## What to produce:
Nothing but the lines holding the string "transaction" should appear in the answer. Copy them from the entries.

[Task inputs Boundary: Start]

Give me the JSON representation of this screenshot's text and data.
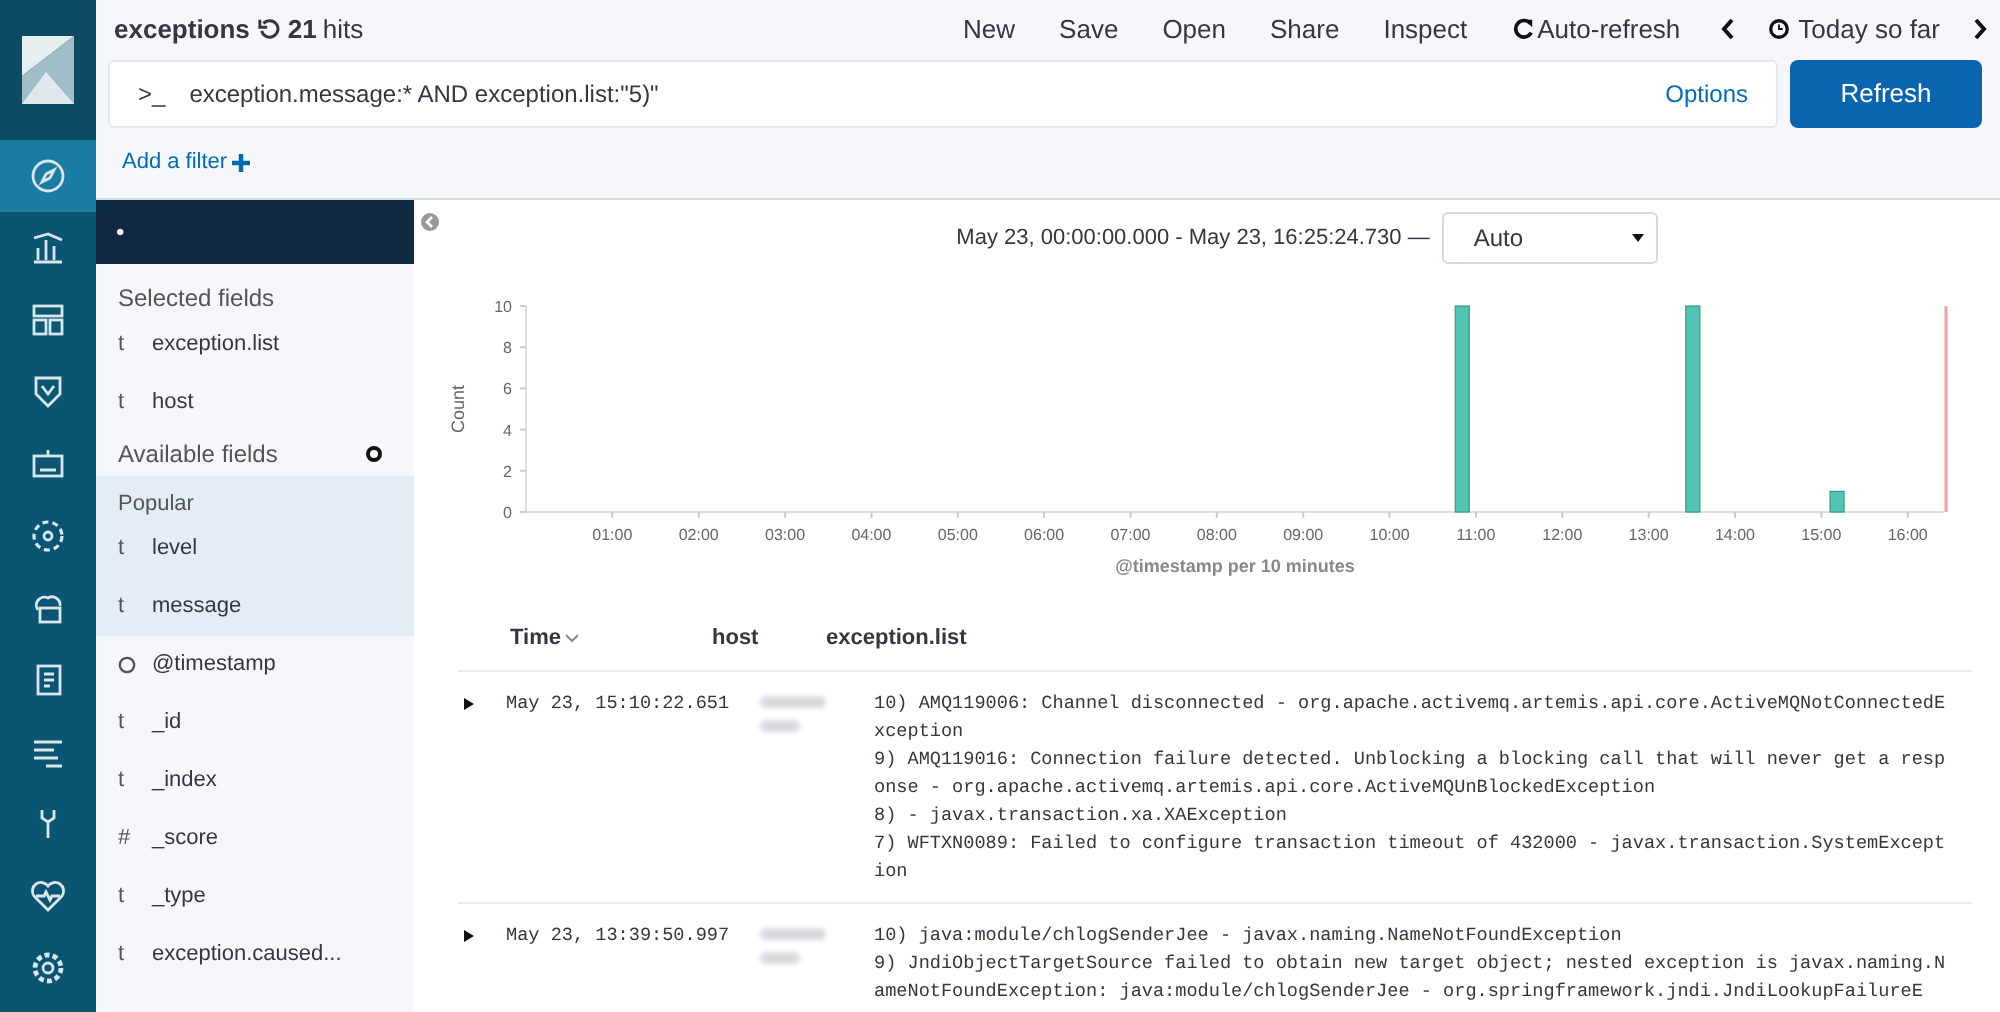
{
  "nav": {
    "items": [
      {
        "kind": "discover",
        "selected": true
      },
      {
        "kind": "visualize",
        "selected": false
      },
      {
        "kind": "dashboard",
        "selected": false
      },
      {
        "kind": "timelion",
        "selected": false
      },
      {
        "kind": "canvas",
        "selected": false
      },
      {
        "kind": "ml",
        "selected": false
      },
      {
        "kind": "infra",
        "selected": false
      },
      {
        "kind": "logs",
        "selected": false
      },
      {
        "kind": "apm",
        "selected": false
      },
      {
        "kind": "devtools",
        "selected": false
      },
      {
        "kind": "monitoring",
        "selected": false
      },
      {
        "kind": "management",
        "selected": false
      }
    ]
  },
  "header": {
    "title": "exceptions",
    "hits_count": "21",
    "hits_label": "hits",
    "menu": [
      "New",
      "Save",
      "Open",
      "Share",
      "Inspect"
    ],
    "auto_refresh": "Auto-refresh",
    "time_range": "Today so far"
  },
  "query": {
    "prompt": ">_",
    "value": "exception.message:* AND exception.list:\"5)\"",
    "options": "Options",
    "refresh": "Refresh"
  },
  "filter": {
    "add_label": "Add a filter"
  },
  "sidebar": {
    "index_pattern": "•",
    "selected_title": "Selected fields",
    "selected_fields": [
      {
        "type_label": "t",
        "name": "exception.list"
      },
      {
        "type_label": "t",
        "name": "host"
      }
    ],
    "available_title": "Available fields",
    "popular_title": "Popular",
    "popular_fields": [
      {
        "type_label": "t",
        "name": "level"
      },
      {
        "type_label": "t",
        "name": "message"
      }
    ],
    "other_fields": [
      {
        "kind": "clock",
        "name": "@timestamp"
      },
      {
        "kind": "text",
        "type_label": "t",
        "name": "_id"
      },
      {
        "kind": "text",
        "type_label": "t",
        "name": "_index"
      },
      {
        "kind": "text",
        "type_label": "#",
        "name": "_score"
      },
      {
        "kind": "text",
        "type_label": "t",
        "name": "_type"
      },
      {
        "kind": "text",
        "type_label": "t",
        "name": "exception.caused..."
      }
    ]
  },
  "chart": {
    "range": "May 23, 00:00:00.000 - May 23, 16:25:24.730 —",
    "interval": "Auto",
    "chart_data": {
      "type": "bar",
      "xlabel": "@timestamp per 10 minutes",
      "ylabel": "Count",
      "x": [
        10.83,
        13.5,
        15.17
      ],
      "values": [
        10,
        10,
        1
      ],
      "xlim": [
        0,
        16.42
      ],
      "ylim": [
        0,
        10
      ],
      "xticks": [
        {
          "value": 1,
          "label": "01:00"
        },
        {
          "value": 2,
          "label": "02:00"
        },
        {
          "value": 3,
          "label": "03:00"
        },
        {
          "value": 4,
          "label": "04:00"
        },
        {
          "value": 5,
          "label": "05:00"
        },
        {
          "value": 6,
          "label": "06:00"
        },
        {
          "value": 7,
          "label": "07:00"
        },
        {
          "value": 8,
          "label": "08:00"
        },
        {
          "value": 9,
          "label": "09:00"
        },
        {
          "value": 10,
          "label": "10:00"
        },
        {
          "value": 11,
          "label": "11:00"
        },
        {
          "value": 12,
          "label": "12:00"
        },
        {
          "value": 13,
          "label": "13:00"
        },
        {
          "value": 14,
          "label": "14:00"
        },
        {
          "value": 15,
          "label": "15:00"
        },
        {
          "value": 16,
          "label": "16:00"
        }
      ],
      "yticks": [
        0,
        2,
        4,
        6,
        8,
        10
      ]
    }
  },
  "table": {
    "columns": [
      "Time",
      "host",
      "exception.list"
    ],
    "rows": [
      {
        "time": "May 23, 15:10:22.651",
        "lines": [
          "10) AMQ119006: Channel disconnected - org.apache.activemq.artemis.api.core.ActiveMQNotConnectedException",
          "9) AMQ119016: Connection failure detected. Unblocking a blocking call that will never get a response - org.apache.activemq.artemis.api.core.ActiveMQUnBlockedException",
          "8)  - javax.transaction.xa.XAException",
          "7) WFTXN0089: Failed to configure transaction timeout of 432000 - javax.transaction.SystemException"
        ]
      },
      {
        "time": "May 23, 13:39:50.997",
        "lines": [
          "10) java:module/chlogSenderJee - javax.naming.NameNotFoundException",
          "9) JndiObjectTargetSource failed to obtain new target object; nested exception is javax.naming.NameNotFoundException: java:module/chlogSenderJee - org.springframework.jndi.JndiLookupFailureE"
        ]
      }
    ]
  }
}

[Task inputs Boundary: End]

## Exercise response:
          "8)  - javax.transaction.xa.XAException",
          "7) WFTXN0089: Failed to configure transaction timeout of 432000 - javax.transaction.SystemException"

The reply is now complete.